Increased verification needed for online courses
Published: Wednesday, January 15, 2014
Updated: Wednesday, January 15, 2014 03:01
The number of students receiving their education behind the fluorescent glow of laptops, earning entire degrees in the comfort of one’s pajamas, is rapidly increasing — but so is the risk of
cheating and losing the value of a degree a university awards.
While a new policy under review at USF aims to implement methods by which students must verify their
identity in distance learning and online education courses will likely not be 100 percent effective in preventing those looking to cheat the system from doing so, if it were to be adopted, it would be a step in the right direction.
A study from the American Psychological Association in 2009 — prior to the rapid peak in online enrollment in universities — found that more than two-thirds of college students admitted to cheating on homework assignments, tests or quizzes.

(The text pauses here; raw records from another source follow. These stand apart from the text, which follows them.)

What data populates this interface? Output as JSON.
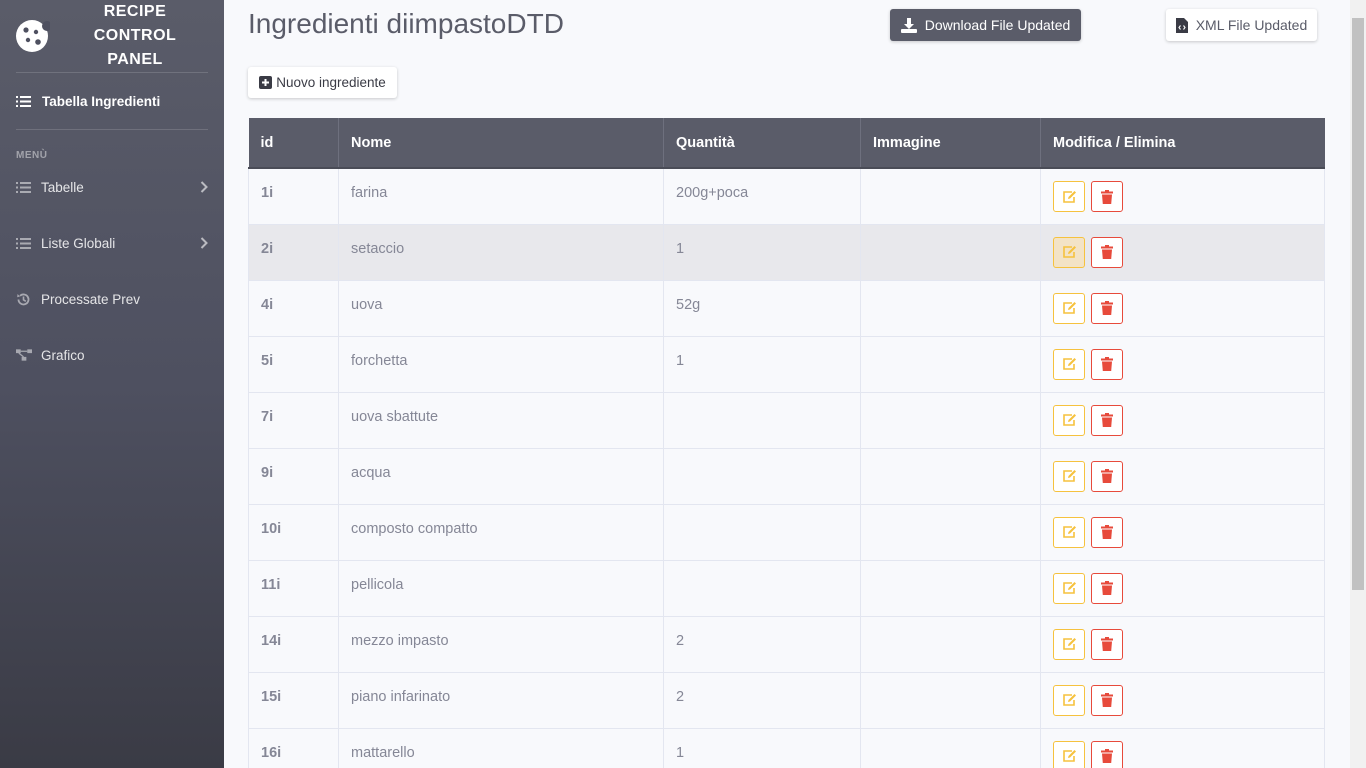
{
  "brand": {
    "line1": "RECIPE",
    "line2": "CONTROL",
    "line3": "PANEL"
  },
  "sidebar": {
    "active": "Tabella Ingredienti",
    "heading": "MENÙ",
    "items": [
      {
        "label": "Tabelle",
        "icon": "list-icon",
        "has_chevron": true
      },
      {
        "label": "Liste Globali",
        "icon": "list-icon",
        "has_chevron": true
      },
      {
        "label": "Processate Prev",
        "icon": "history-icon",
        "has_chevron": false
      },
      {
        "label": "Grafico",
        "icon": "project-diagram-icon",
        "has_chevron": false
      }
    ]
  },
  "header": {
    "title": "Ingredienti diimpastoDTD",
    "download_label": "Download File Updated",
    "xml_label": "XML File Updated",
    "new_label": "Nuovo ingrediente"
  },
  "table": {
    "columns": [
      "id",
      "Nome",
      "Quantità",
      "Immagine",
      "Modifica / Elimina"
    ],
    "rows": [
      {
        "id": "1i",
        "nome": "farina",
        "quantita": "200g+poca",
        "immagine": ""
      },
      {
        "id": "2i",
        "nome": "setaccio",
        "quantita": "1",
        "immagine": ""
      },
      {
        "id": "4i",
        "nome": "uova",
        "quantita": "52g",
        "immagine": ""
      },
      {
        "id": "5i",
        "nome": "forchetta",
        "quantita": "1",
        "immagine": ""
      },
      {
        "id": "7i",
        "nome": "uova sbattute",
        "quantita": "",
        "immagine": ""
      },
      {
        "id": "9i",
        "nome": "acqua",
        "quantita": "",
        "immagine": ""
      },
      {
        "id": "10i",
        "nome": "composto compatto",
        "quantita": "",
        "immagine": ""
      },
      {
        "id": "11i",
        "nome": "pellicola",
        "quantita": "",
        "immagine": ""
      },
      {
        "id": "14i",
        "nome": "mezzo impasto",
        "quantita": "2",
        "immagine": ""
      },
      {
        "id": "15i",
        "nome": "piano infarinato",
        "quantita": "2",
        "immagine": ""
      },
      {
        "id": "16i",
        "nome": "mattarello",
        "quantita": "1",
        "immagine": ""
      }
    ],
    "highlighted_row": 1
  },
  "colors": {
    "sidebar": "#5a5c69",
    "header_bg": "#5a5c69",
    "edit": "#f6c23e",
    "delete": "#e74a3b"
  }
}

Yet with online education, which can be completed from remote locations of the world with no way to know who is actually completing the assignments, the ease at which cheating could be accomplished is multifold. Though methods of verification are still being determined for efficacy, the symbolic commitment of the university to preserving the sanctity of higher education is important.
Each year, USF grants an increasing number of degrees, upward of about 1,500 per semester. USF offers 25 online graduate degree programs and seven part-time ones. In addition, USF has 11 partial
undergraduate degrees, and of the 100 graduate certifications, 60 to 70 of them are partially or fully online.
Yet amid a landscape of fly-by-night colleges that spring up with promises of quick-and-easy tickets to landing jobs, it is becoming increasingly difficult for reputable academic institutions to distinguish themselves as bastions of higher education and ensure that each of their thousands of graduates are receiving the same quality of education — one that is not simply a quick ticket to a job, but an exposure to concepts and ideas that must be attained by students in the same way, regardless of the medium through which it is provided.